The whitepaper takes the position that the exchange of exploits and vulnerability information across borders is completely outside of the scope of what is controlled by Wassenaar. The whitepaper asserts that :
Exploitation is not concomitant with Intrusion Software nor is vulnerability research necessarily Intrusion Software development.
I'd like to think thats the case, but when I read the Wassenaar text I have trouble reaching the same conclusion. Even if Wassenaar didn't intend to cover vulnerability research, the text they wrote certainly seems to do so. I've come away with the conclusion that the Wassenaar authors may have crafted their policy under an erroneous understanding of how exploitation works.
Wassenaar defines "Intrusion Software" was follows:
"Software" specially designed or modified to avoid detection by 'monitoring tools', or to defeat 'protective countermeasures', of a computer or network-capable device, and performing... the modification of the standard execution path of a program or process in order to allow the execution of externally provided instructions.

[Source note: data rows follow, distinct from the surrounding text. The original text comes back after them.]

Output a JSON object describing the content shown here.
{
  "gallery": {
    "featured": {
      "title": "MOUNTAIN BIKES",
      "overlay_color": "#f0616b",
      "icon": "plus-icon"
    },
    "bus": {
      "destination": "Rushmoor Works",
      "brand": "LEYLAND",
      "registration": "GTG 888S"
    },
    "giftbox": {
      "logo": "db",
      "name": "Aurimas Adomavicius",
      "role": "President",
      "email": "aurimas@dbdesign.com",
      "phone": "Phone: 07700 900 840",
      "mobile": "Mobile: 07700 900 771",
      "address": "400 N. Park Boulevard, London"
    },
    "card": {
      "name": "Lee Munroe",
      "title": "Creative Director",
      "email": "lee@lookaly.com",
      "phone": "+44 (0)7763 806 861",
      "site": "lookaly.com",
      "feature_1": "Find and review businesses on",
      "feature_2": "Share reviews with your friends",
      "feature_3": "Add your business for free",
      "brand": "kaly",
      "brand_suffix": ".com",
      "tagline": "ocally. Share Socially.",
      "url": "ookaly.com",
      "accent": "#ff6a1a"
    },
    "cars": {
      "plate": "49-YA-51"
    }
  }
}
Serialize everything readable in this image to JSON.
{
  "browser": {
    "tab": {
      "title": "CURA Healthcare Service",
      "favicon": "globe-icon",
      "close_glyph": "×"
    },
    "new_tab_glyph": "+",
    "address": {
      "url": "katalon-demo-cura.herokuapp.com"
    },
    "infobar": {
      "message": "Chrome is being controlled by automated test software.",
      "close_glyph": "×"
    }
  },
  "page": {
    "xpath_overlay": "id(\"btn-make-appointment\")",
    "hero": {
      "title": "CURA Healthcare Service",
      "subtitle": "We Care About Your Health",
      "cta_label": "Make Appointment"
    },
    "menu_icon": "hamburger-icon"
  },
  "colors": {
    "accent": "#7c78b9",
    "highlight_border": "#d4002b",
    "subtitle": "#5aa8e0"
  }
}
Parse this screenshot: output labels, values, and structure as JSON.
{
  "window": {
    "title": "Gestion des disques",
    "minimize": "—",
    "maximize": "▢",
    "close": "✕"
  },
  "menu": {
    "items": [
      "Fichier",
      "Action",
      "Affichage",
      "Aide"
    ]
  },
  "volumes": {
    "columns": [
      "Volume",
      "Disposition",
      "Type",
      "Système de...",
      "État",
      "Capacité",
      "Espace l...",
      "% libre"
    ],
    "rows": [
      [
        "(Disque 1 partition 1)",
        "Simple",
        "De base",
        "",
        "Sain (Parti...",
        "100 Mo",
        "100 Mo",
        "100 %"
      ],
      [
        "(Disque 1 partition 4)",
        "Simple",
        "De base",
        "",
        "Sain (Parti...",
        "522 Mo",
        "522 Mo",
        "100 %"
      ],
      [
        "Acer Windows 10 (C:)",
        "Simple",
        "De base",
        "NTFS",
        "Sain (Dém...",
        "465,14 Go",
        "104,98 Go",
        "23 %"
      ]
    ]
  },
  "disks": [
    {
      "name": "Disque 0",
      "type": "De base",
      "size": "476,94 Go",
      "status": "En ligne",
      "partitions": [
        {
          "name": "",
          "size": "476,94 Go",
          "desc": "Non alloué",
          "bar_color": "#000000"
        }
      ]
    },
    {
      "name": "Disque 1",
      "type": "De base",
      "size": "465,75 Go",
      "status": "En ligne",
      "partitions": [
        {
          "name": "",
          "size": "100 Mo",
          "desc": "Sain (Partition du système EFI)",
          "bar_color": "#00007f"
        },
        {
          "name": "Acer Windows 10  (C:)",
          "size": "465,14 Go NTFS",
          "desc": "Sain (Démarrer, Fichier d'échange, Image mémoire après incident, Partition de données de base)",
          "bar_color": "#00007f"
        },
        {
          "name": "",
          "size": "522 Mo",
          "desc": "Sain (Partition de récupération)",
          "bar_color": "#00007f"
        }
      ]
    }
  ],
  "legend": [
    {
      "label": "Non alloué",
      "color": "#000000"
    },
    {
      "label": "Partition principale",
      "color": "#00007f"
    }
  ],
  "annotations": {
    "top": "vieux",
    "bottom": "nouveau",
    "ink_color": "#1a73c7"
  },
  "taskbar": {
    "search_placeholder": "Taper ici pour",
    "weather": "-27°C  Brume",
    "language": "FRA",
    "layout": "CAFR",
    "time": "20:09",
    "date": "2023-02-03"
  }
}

Lets expand that part of defeating 'protective countermeasures' as those are also defined specifically in the Wassenaar text:
"Software" specially designed or modified to defeat techniques designed to ensure the safe execution of code, such as Data Execution Prevention (DEP), Address Space Layout Randomisation (ASLR) or sandboxing, of a computer or network-capable device, and performing... the modification of the standard execution path of a program or process in order to allow the execution of externally provided instructions.
This seems to be a perfect description of an exploit. In fact, I don't think that I could have written a clearer legal definition for "exploit" if I tried.
An exploit is software that modifies the standard execution path of a program in order to allow the execution of externally provided instructions. These days, most operating systems have countermeasures that are designed to make it difficult to write an exploit. Data Execution Prevention (DEP) and Address Space Layout Randomisation (ASLR) are examples of exploit countermeasures. If you're going to write a successful exploit for a modern operating system in this day and age, you have to contend with and defeat those countermeasures most of the time.
So, most exploits that are being written today meet both of these criteria. They defeat a countermeasure like DEP and then modify the execution path in order to ... [ Read More (1.0k in body) ]